My wife and I met a colleague for dinner last evening. We shared stories, laughed, and even shared a struggle or two. Mostly, however, we smiled, talked, and enjoyed each other’s company.
As I listened to Gina and watched her interact with my wife, I was struck with one thing—she was filled with joy, as was my wife. Their energy, enthusiasm and excitement for life was indeed contagious—I watched it flow back and forth between Christie and Gina.
My observation of their joy was not at first readily apparent. They simply smiled a lot, shared the delight of their children, travels, friends and work—and difficulties. However, as the evening progressed, I realized both faced struggles with an attitude a bit different than mine. They seemed to accept these challenges as a natural part of life, not as an intruder into an otherwise wonderful life.
Their attitude toward challenges was distinctly different than mine. Christie has a way of saying, “Oh well, we’ll figure it out,” when talking about something that is difficult. Then she bounces back to a lighter aspect of the conversation. Not me—too often I allow these “downers” to weigh me down, to put a cloud over an otherwise shinning evening.
Now I’m aware that I’m painting myself as a bit of a curmudgeon, which is not the case. But, I face challenges as unwanted guests to dinner party. I allow them in, reluctantly, but they must sit at a table in the corner. They are served last and my lack of welcoming attitude is apparent to all who take notice.
Furthermore, I allow these unwanted intruders to put a damper on my evening. They chatter in my mind, taking away from the welcomed guests. They speak negativity over my otherwise delightful time with those guests I welcome.
But, again, Christie and Gina don’t share the same attitude. They have an uncanny way of weaving challenges into the conversation. Challenges and triumphs sit together, each influencing and sharing with the other. Both triumphs and trials are greeted as expected guests, both deserving of time, but not allowed to steal joy.
The Apostle James has the same attitude as Christie and Gina: “Consider it pure joy, my brothers and sisters, when you face trials of many kinds, knowing that the testing of your faith produces endurance.” (James 1:2-3)
Consider it pure joy? Wow. I’ve got a way to go before I get there, however, I’m praying for that kind of attitude.
Let’s consider some of additional steps necessary for discovering and experiencing the joy promised by this Scripture.
First, take responsibility for your attitude. While it may seem trite, we choose our attitudes. Too often we see attitudes as something that fly out of the sky and land on our heads. We even talk that way—“I’m in a bad mood.” Wait, “I’m choosing a bad mood.”
Second, recognize you choose your attitude. Yes, we choose our attitude. We can influence how we view problems. We can choose to notice the many blessings in our lives and the struggles as a natural part of the entirety of our lives. Look around—everyone has problems. You are not uniquely given challenges. Everyone has them and you can choose how you will face them.
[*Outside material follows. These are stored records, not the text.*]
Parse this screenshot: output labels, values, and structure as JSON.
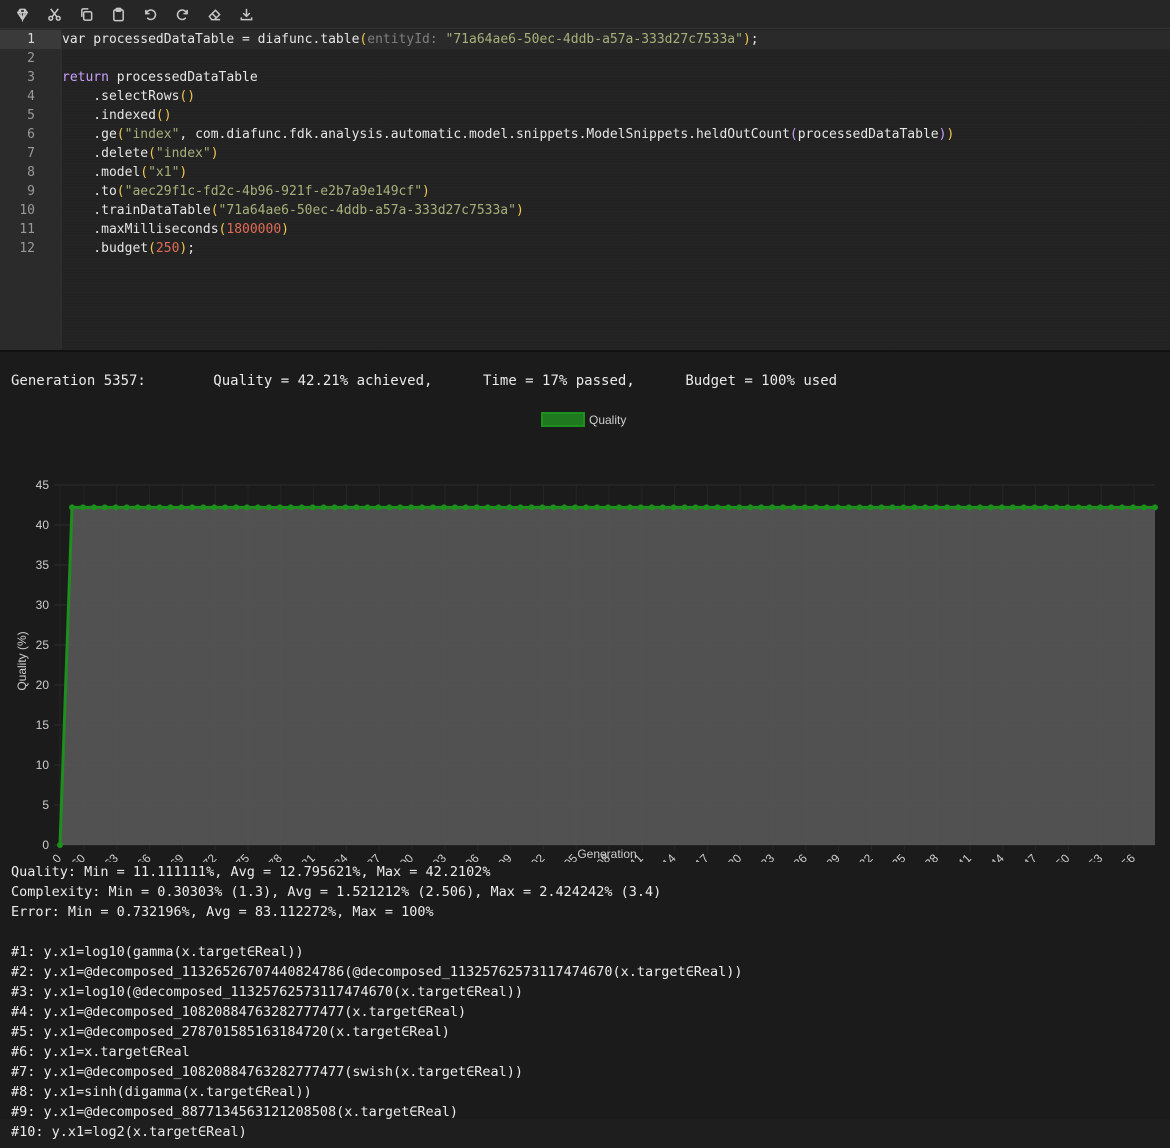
{
  "toolbar": {
    "buttons": [
      "gem",
      "cut",
      "copy",
      "paste",
      "undo",
      "redo",
      "eraser",
      "download"
    ]
  },
  "editor": {
    "line_numbers": [
      "1",
      "2",
      "3",
      "4",
      "5",
      "6",
      "7",
      "8",
      "9",
      "10",
      "11",
      "12"
    ],
    "lines": [
      {
        "parts": [
          [
            "",
            "var processedDataTable = diafunc.table"
          ],
          [
            "paren",
            "("
          ],
          [
            "hint",
            "entityId: "
          ],
          [
            "str",
            "\"71a64ae6-50ec-4ddb-a57a-333d27c7533a\""
          ],
          [
            "paren",
            ")"
          ],
          [
            "",
            ";"
          ]
        ]
      },
      {
        "parts": []
      },
      {
        "parts": [
          [
            "kw",
            "return"
          ],
          [
            "",
            " processedDataTable"
          ]
        ]
      },
      {
        "parts": [
          [
            "",
            "    .selectRows"
          ],
          [
            "paren",
            "()"
          ]
        ]
      },
      {
        "parts": [
          [
            "",
            "    .indexed"
          ],
          [
            "paren",
            "()"
          ]
        ]
      },
      {
        "parts": [
          [
            "",
            "    .ge"
          ],
          [
            "paren",
            "("
          ],
          [
            "str",
            "\"index\""
          ],
          [
            "",
            ", com.diafunc.fdk.analysis.automatic.model.snippets.ModelSnippets.heldOutCount"
          ],
          [
            "kw",
            "("
          ],
          [
            "",
            "processedDataTable"
          ],
          [
            "kw",
            ")"
          ],
          [
            "paren",
            ")"
          ]
        ]
      },
      {
        "parts": [
          [
            "",
            "    .delete"
          ],
          [
            "paren",
            "("
          ],
          [
            "str",
            "\"index\""
          ],
          [
            "paren",
            ")"
          ]
        ]
      },
      {
        "parts": [
          [
            "",
            "    .model"
          ],
          [
            "paren",
            "("
          ],
          [
            "str",
            "\"x1\""
          ],
          [
            "paren",
            ")"
          ]
        ]
      },
      {
        "parts": [
          [
            "",
            "    .to"
          ],
          [
            "paren",
            "("
          ],
          [
            "str",
            "\"aec29f1c-fd2c-4b96-921f-e2b7a9e149cf\""
          ],
          [
            "paren",
            ")"
          ]
        ]
      },
      {
        "parts": [
          [
            "",
            "    .trainDataTable"
          ],
          [
            "paren",
            "("
          ],
          [
            "str",
            "\"71a64ae6-50ec-4ddb-a57a-333d27c7533a\""
          ],
          [
            "paren",
            ")"
          ]
        ]
      },
      {
        "parts": [
          [
            "",
            "    .maxMilliseconds"
          ],
          [
            "paren",
            "("
          ],
          [
            "num",
            "1800000"
          ],
          [
            "paren",
            ")"
          ]
        ]
      },
      {
        "parts": [
          [
            "",
            "    .budget"
          ],
          [
            "paren",
            "("
          ],
          [
            "num",
            "250"
          ],
          [
            "paren",
            ")"
          ],
          [
            "",
            ";"
          ]
        ]
      }
    ]
  },
  "status": {
    "generation": "Generation 5357:",
    "quality": "Quality = 42.21% achieved,",
    "time": "Time = 17% passed,",
    "budget": "Budget = 100% used"
  },
  "colors": {
    "line": "#1d8f1d",
    "fill": "#5a5a5a",
    "legend_box": "#1f7a1f"
  },
  "chart_data": {
    "type": "area",
    "legend": [
      "Quality"
    ],
    "legend_position": "top-center",
    "xlabel": "Generation",
    "ylabel": "Quality (%)",
    "ylim": [
      0,
      45
    ],
    "yticks": [
      0,
      5,
      10,
      15,
      20,
      25,
      30,
      35,
      40,
      45
    ],
    "grid": true,
    "x_tick_labels": [
      "0",
      "5260",
      "5263",
      "5266",
      "5269",
      "5272",
      "5275",
      "5278",
      "5281",
      "5284",
      "5287",
      "5290",
      "5293",
      "5296",
      "5299",
      "5302",
      "5305",
      "5308",
      "5311",
      "5314",
      "5317",
      "5320",
      "5323",
      "5326",
      "5329",
      "5332",
      "5335",
      "5338",
      "5341",
      "5344",
      "5347",
      "5350",
      "5353",
      "5356"
    ],
    "series": [
      {
        "name": "Quality",
        "x": [
          0,
          5258,
          5357
        ],
        "values_note_free": true,
        "start": {
          "x": 0,
          "y": 0
        },
        "plateau": {
          "from": 5258,
          "to": 5357,
          "y": 42.21
        }
      }
    ]
  },
  "stats": {
    "lines": [
      "Quality: Min = 11.111111%, Avg = 12.795621%, Max = 42.2102%",
      "Complexity: Min = 0.30303% (1.3), Avg = 1.521212% (2.506), Max = 2.424242% (3.4)",
      "Error: Min = 0.732196%, Avg = 83.112272%, Max = 100%",
      "",
      "#1: y.x1=log10(gamma(x.target∈Real))",
      "#2: y.x1=@decomposed_11326526707440824786(@decomposed_11325762573117474670(x.target∈Real))",
      "#3: y.x1=log10(@decomposed_11325762573117474670(x.target∈Real))",
      "#4: y.x1=@decomposed_10820884763282777477(x.target∈Real)",
      "#5: y.x1=@decomposed_278701585163184720(x.target∈Real)",
      "#6: y.x1=x.target∈Real",
      "#7: y.x1=@decomposed_10820884763282777477(swish(x.target∈Real))",
      "#8: y.x1=sinh(digamma(x.target∈Real))",
      "#9: y.x1=@decomposed_8877134563121208508(x.target∈Real)",
      "#10: y.x1=log2(x.target∈Real)"
    ]
  }
}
Third, see challenges as a natural part of life. When we realize that challenges will always be part of our lives, and we can tackle them, we take the power away from them. They don’t have to ruin an evening or day. In fact, as the Apostle James says, they can cause us to grow in ways that blessings cannot.
Fourth, explore the gift in the challenge. Challenges and struggles cause us to grow in ways that good times cannot. They reveal our character and personality. Challenges cause us to pull together, reach out for help and even lean on God. Challenges cause us to deepen our character. They cause us to become better problem solvers and see others in richer, deeper ways.
Finally, thank God for these challenges. God only gives good gifts. Scripture says “All things work together for good.” (Romans 8:28) Do you believe this? Every blessing and struggle can work together for my good. Thank God for everything that comes into your life.
Do you feel joy in your life? Do you need an attitude adjustment? Would you like help in defining and facing problems? If you would like further help, we are here for you. Please send responses to me at firstname.lastname@example.org and also read more about The Marriage Recovery Center on our website and learn about our Personal and Marriage Intensives.
Photo courtesy: Thinkstockphotos.com
Publication date: February 7, 2017